**GIVEN RECORDS:**
----
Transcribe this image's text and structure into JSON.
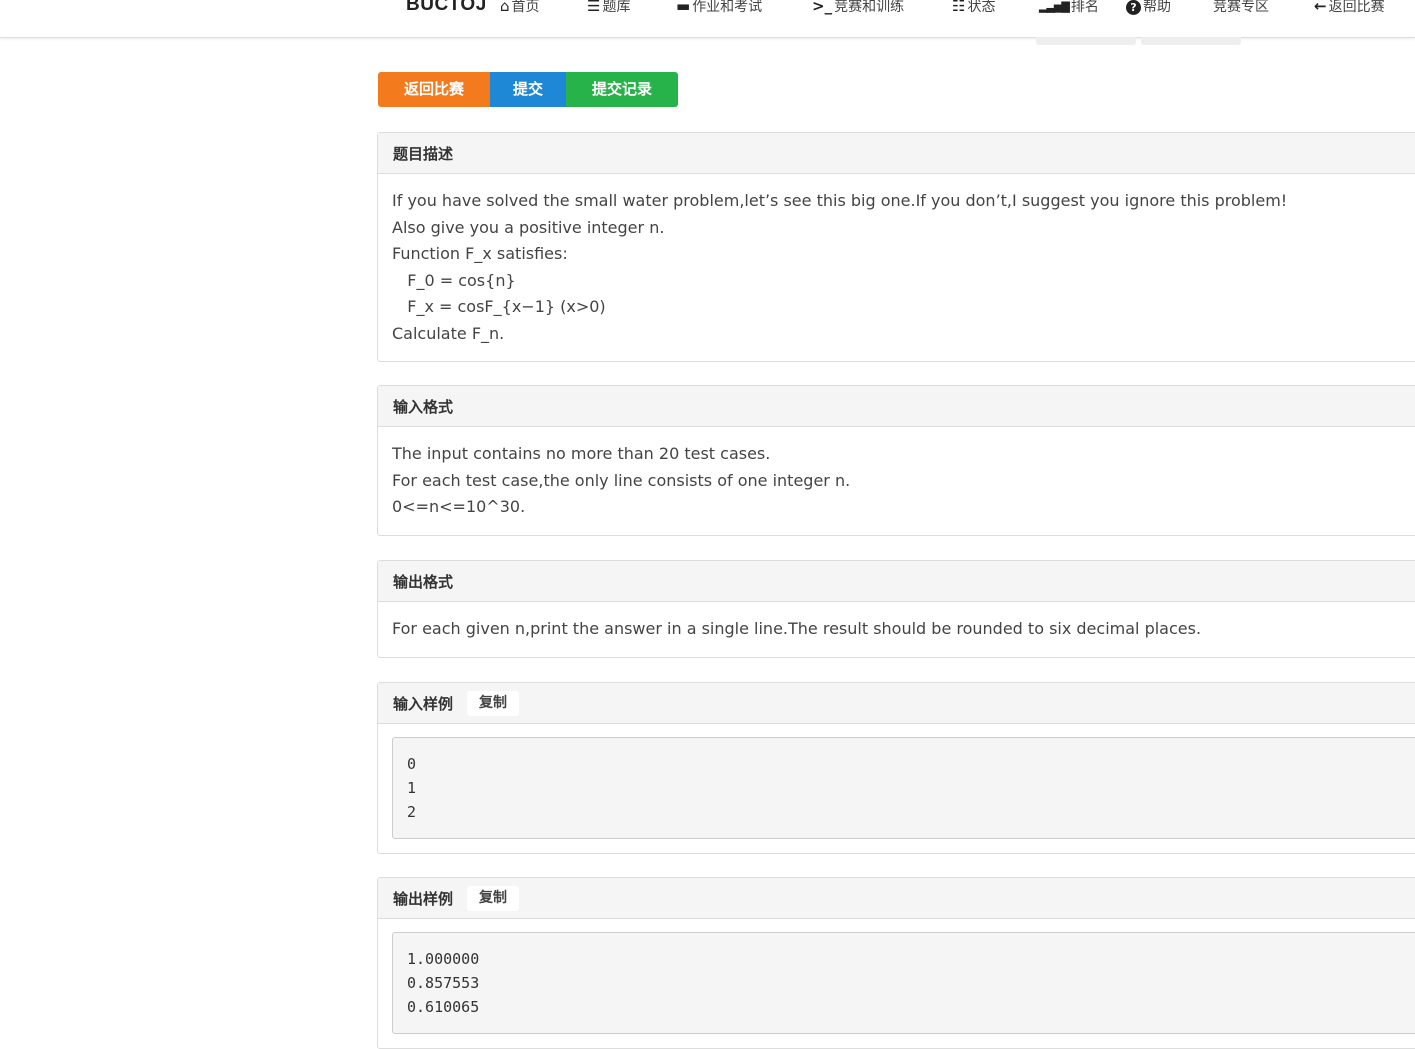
{
  "navbar": {
    "brand": "BUCTOJ",
    "items": [
      {
        "icon": "home-icon",
        "glyph": "🏠",
        "label": "首页"
      },
      {
        "icon": "list-icon",
        "glyph": "☰",
        "label": "题库"
      },
      {
        "icon": "book-icon",
        "glyph": "■",
        "label": "作业和考试"
      },
      {
        "icon": "terminal-icon",
        "glyph": ">_",
        "label": "竞赛和训练"
      },
      {
        "icon": "status-list-icon",
        "glyph": "☷",
        "label": "状态"
      },
      {
        "icon": "bar-chart-icon",
        "glyph": "▂▃▅▇",
        "label": "排名"
      },
      {
        "icon": "question-circle-icon",
        "glyph": "?",
        "label": "帮助"
      },
      {
        "icon": "",
        "glyph": "",
        "label": "竞赛专区"
      },
      {
        "icon": "arrow-left-icon",
        "glyph": "←",
        "label": "返回比赛"
      }
    ]
  },
  "actions": {
    "back_label": "返回比赛",
    "submit_label": "提交",
    "records_label": "提交记录",
    "colors": {
      "back": "#f37b1d",
      "submit": "#1e88d6",
      "records": "#28b34a"
    }
  },
  "description": {
    "title": "题目描述",
    "lines": [
      "If you have solved the small water problem,let’s see this big one.If you don’t,I suggest you ignore this problem!",
      "Also give you a positive integer n.",
      "Function F_x satisfies:",
      "   F_0 = cos{n}",
      "   F_x = cosF_{x−1} (x>0)",
      "Calculate F_n."
    ]
  },
  "input_format": {
    "title": "输入格式",
    "lines": [
      "The input contains no more than 20 test cases.",
      "For each test case,the only line consists of one integer n.",
      "0<=n<=10^30."
    ]
  },
  "output_format": {
    "title": "输出格式",
    "lines": [
      "For each given n,print the answer in a single line.The result should be rounded to six decimal places."
    ]
  },
  "sample_input": {
    "title": "输入样例",
    "copy_label": "复制",
    "lines": [
      "0",
      "1",
      "2"
    ]
  },
  "sample_output": {
    "title": "输出样例",
    "copy_label": "复制",
    "lines": [
      "1.000000",
      "0.857553",
      "0.610065"
    ]
  }
}
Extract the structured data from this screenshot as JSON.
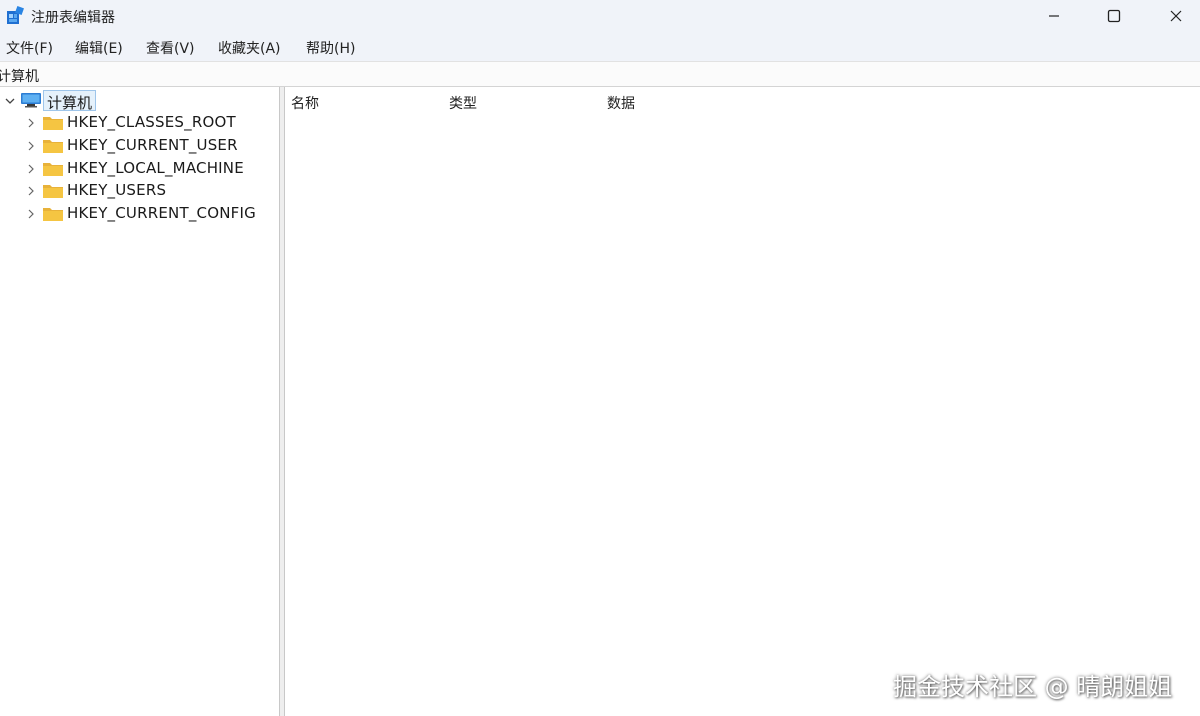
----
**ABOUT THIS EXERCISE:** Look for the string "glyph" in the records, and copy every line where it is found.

**RESULT OF THE TASK:**
        "glyph": "🏠",
        "glyph": "☰",
        "glyph": "■",
        "glyph": ">_",
        "glyph": "☷",
        "glyph": "▂▃▅▇",
        "glyph": "?",
        "glyph": "",
        "glyph": "←",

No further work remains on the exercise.